Appellants were jointly tried before a jury and found guilty of aggravated assault. After the trial court entered judgments of conviction and sentences on the jury's guilty verdicts, each appellant filed a separate notice of appeal. The three appeals raise the same enumerations of error and they are hereby consolidated for appellate disposition in this single opinion.
1. Construing the evidence most favorably for the State, the jury could have found beyond a reasonable doubt that appellant W. McWhorter, acting without a reasonable belief that such force was necessary to prevent death or great bodily harm to himself, struck the victim in the head with a baseball bat and then struck him again after he had fallen to the ground. It follows that "[t]he evidence was sufficient to enable any rational trier of fact to find [appellant W. McWhorter] guilty of aggravated assault beyond a reasonable doubt. [Cits.]" Young v. State, 188 Ga. App. 601 (373 SE2d 837) (1988)
" 'While mere presence at the scene of the commission of a crime is not sufficient evidence to convict one of being a party thereto, " 'presence, companionship, and conduct before and after the offense are circumstances from which one's participation in the criminal intent may be inferred.' " (Cit.)' [Cits.] ' "(I)f the (defendant) had knowledge of the intended crime and shared in the criminal intent of the principal actor, he is an aider and abettor. (Cits.) Hence, if the defendant was at the scene and did not disapprove or oppose the commission of the offense, a trier of fact may consider such conduct in connection with prior knowledge and would be authorized to conclude the defendant assented to the commission of the offense, that he lent his approval to it, thereby aiding and abetting the commission of the crime. (Cit.)" (Cits.)' [Cit.]" (Emphasis in original.) Butler v. State, 194 Ga. App. 208
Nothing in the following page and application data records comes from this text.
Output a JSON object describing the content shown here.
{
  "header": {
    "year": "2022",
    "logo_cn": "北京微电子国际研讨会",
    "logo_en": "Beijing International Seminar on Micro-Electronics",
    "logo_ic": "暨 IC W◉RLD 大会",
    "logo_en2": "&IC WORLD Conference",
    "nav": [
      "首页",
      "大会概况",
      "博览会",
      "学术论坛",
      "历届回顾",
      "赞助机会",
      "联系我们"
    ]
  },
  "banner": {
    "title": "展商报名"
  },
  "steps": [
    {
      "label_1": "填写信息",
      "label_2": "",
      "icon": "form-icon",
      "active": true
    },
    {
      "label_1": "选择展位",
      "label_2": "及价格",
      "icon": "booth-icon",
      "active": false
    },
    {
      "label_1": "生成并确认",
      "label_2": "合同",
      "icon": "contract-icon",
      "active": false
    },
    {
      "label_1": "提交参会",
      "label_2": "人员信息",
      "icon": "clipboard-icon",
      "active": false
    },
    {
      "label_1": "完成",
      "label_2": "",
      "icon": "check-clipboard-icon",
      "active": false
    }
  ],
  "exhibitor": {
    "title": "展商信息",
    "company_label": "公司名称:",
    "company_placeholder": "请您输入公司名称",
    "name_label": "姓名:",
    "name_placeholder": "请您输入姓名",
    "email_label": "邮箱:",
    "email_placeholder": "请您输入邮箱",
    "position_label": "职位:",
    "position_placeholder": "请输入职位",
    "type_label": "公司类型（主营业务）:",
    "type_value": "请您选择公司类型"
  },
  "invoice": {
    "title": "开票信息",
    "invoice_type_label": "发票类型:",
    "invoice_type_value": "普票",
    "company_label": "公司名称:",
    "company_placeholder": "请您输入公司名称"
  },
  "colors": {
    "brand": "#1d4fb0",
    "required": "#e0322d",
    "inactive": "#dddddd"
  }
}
, 209 (2) (390 SE2d 278
) (1990). The evidence that appellant Brazelton drove appellant W. McWhorter to the scene and waited while the crime was being committed in his presence and then drove the getaway vehicle in a precipitous manner was sufficient to authorize the jury to find him guilty beyond a reasonable doubt as a party thereto. Bell v. State, 156 Ga. App. 190 (274 SE2d 153) (1980)
. The evidence that appellant D. McWhorter was acting as a "look-out" during the commission of the crime and fled after its commission likewise authorized the jury to find him guilty as a party to that crime beyond a reasonable doubt. Lay v. State, 184 Ga. App. 655
, 656 (1) (362 SE2d 458
2. Appellants enumerate as error the trial court's giving of a charge on simple battery. However, error, if any, was harmless because the giving of the charge was favorable to appellants. "We find no harm to a defendant in a charge which permits a jury to select a lesser offense than that charged -- even though it be error, where his conviction of the greater offense is supported by the evidence." Dismuke v. State, 142 Ga. App. 381
, 385 (4) (236 SE2d 12
) (1977). See also Wright v. State, 182 Ga. App. 570
, 571 (2) (356 SE2d 531
3. Appellants enumerate the trial court's charge on self-defense and mutual combat as erroneously burden-shifting.
The charge tracked the language of OCGA 16-3-21
and expressly placed the burden of proof on the State as to self-defense. Nevertheless, even "[a]ssuming arguendo that a reasonable juror could potentially have interpreted [some portion of] the subject language as [unconstitutionally burden-shifting], we find no prejudice to [appellants'] substantial rights under the circumstances in this case. The trial court thoroughly and correctly charged the jury as to the burden of proof in a criminal case." Mattox v. State, 185 Ga. App. 787
, 789 (2) (366 SE2d 158
4. Appellants enumerate as error the trial court's failure to instruct on simple assault.
Even assuming that such an instruction would have been authorized (but see Ross v. State, 173 Ga. App. 313
, 315 (8) (325 SE2d 919
) (1985)), there was no reversible error. "There was no request either oral or written by [appellants] for an instruction on the lesser included offense of simple assault. In the absence of a timely written request, the trial court's failure to charge on a lesser included offense is not error. [Cits.]" Lee v. State, 166 Ga. App. 644
, 645 (5) (305 SE2d 175